--- Dataset Enclosed Below ---
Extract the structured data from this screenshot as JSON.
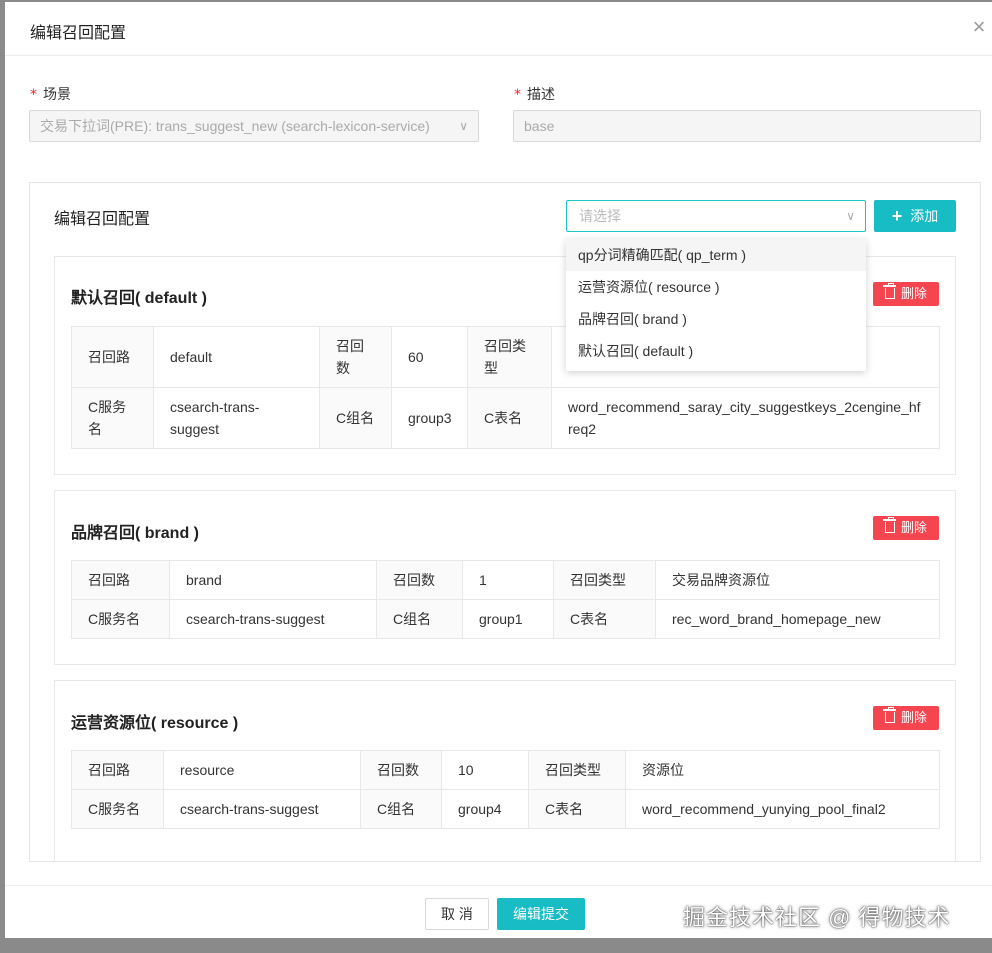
{
  "modal": {
    "title": "编辑召回配置",
    "close_glyph": "×"
  },
  "form": {
    "scene_label": "场景",
    "scene_value": "交易下拉词(PRE): trans_suggest_new (search-lexicon-service)",
    "desc_label": "描述",
    "desc_value": "base",
    "required_mark": "*"
  },
  "panel": {
    "title": "编辑召回配置",
    "select_placeholder": "请选择",
    "add_label": "添加",
    "dropdown_options": [
      "qp分词精确匹配( qp_term )",
      "运营资源位( resource )",
      "品牌召回( brand )",
      "默认召回( default )"
    ]
  },
  "delete_label": "删除",
  "cards": [
    {
      "title": "默认召回( default )",
      "row1": [
        "召回路",
        "default",
        "召回数",
        "60",
        "召回类型",
        ""
      ],
      "row2": [
        "C服务名",
        "csearch-trans-suggest",
        "C组名",
        "group3",
        "C表名",
        "word_recommend_saray_city_suggestkeys_2cengine_hfreq2"
      ]
    },
    {
      "title": "品牌召回( brand )",
      "row1": [
        "召回路",
        "brand",
        "召回数",
        "1",
        "召回类型",
        "交易品牌资源位"
      ],
      "row2": [
        "C服务名",
        "csearch-trans-suggest",
        "C组名",
        "group1",
        "C表名",
        "rec_word_brand_homepage_new"
      ]
    },
    {
      "title": "运营资源位( resource )",
      "row1": [
        "召回路",
        "resource",
        "召回数",
        "10",
        "召回类型",
        "资源位"
      ],
      "row2": [
        "C服务名",
        "csearch-trans-suggest",
        "C组名",
        "group4",
        "C表名",
        "word_recommend_yunying_pool_final2"
      ]
    }
  ],
  "footer": {
    "cancel_label": "取 消",
    "submit_label": "编辑提交",
    "watermark": "掘金技术社区 @ 得物技术"
  },
  "colors": {
    "accent": "#17bcc4",
    "danger": "#f5454f",
    "required": "#f5222d"
  }
}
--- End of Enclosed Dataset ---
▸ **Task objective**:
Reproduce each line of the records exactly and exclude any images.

▸ **Response**:
Extract the structured data from this screenshot as JSON.
{
  "modal": {
    "title": "编辑召回配置",
    "close_glyph": "×"
  },
  "form": {
    "scene_label": "场景",
    "scene_value": "交易下拉词(PRE): trans_suggest_new (search-lexicon-service)",
    "desc_label": "描述",
    "desc_value": "base",
    "required_mark": "*"
  },
  "panel": {
    "title": "编辑召回配置",
    "select_placeholder": "请选择",
    "add_label": "添加",
    "dropdown_options": [
      "qp分词精确匹配( qp_term )",
      "运营资源位( resource )",
      "品牌召回( brand )",
      "默认召回( default )"
    ]
  },
  "delete_label": "删除",
  "cards": [
    {
      "title": "默认召回( default )",
      "row1": [
        "召回路",
        "default",
        "召回数",
        "60",
        "召回类型",
        ""
      ],
      "row2": [
        "C服务名",
        "csearch-trans-suggest",
        "C组名",
        "group3",
        "C表名",
        "word_recommend_saray_city_suggestkeys_2cengine_hfreq2"
      ]
    },
    {
      "title": "品牌召回( brand )",
      "row1": [
        "召回路",
        "brand",
        "召回数",
        "1",
        "召回类型",
        "交易品牌资源位"
      ],
      "row2": [
        "C服务名",
        "csearch-trans-suggest",
        "C组名",
        "group1",
        "C表名",
        "rec_word_brand_homepage_new"
      ]
    },
    {
      "title": "运营资源位( resource )",
      "row1": [
        "召回路",
        "resource",
        "召回数",
        "10",
        "召回类型",
        "资源位"
      ],
      "row2": [
        "C服务名",
        "csearch-trans-suggest",
        "C组名",
        "group4",
        "C表名",
        "word_recommend_yunying_pool_final2"
      ]
    }
  ],
  "footer": {
    "cancel_label": "取 消",
    "submit_label": "编辑提交",
    "watermark": "掘金技术社区 @ 得物技术"
  },
  "colors": {
    "accent": "#17bcc4",
    "danger": "#f5454f",
    "required": "#f5222d"
  }
}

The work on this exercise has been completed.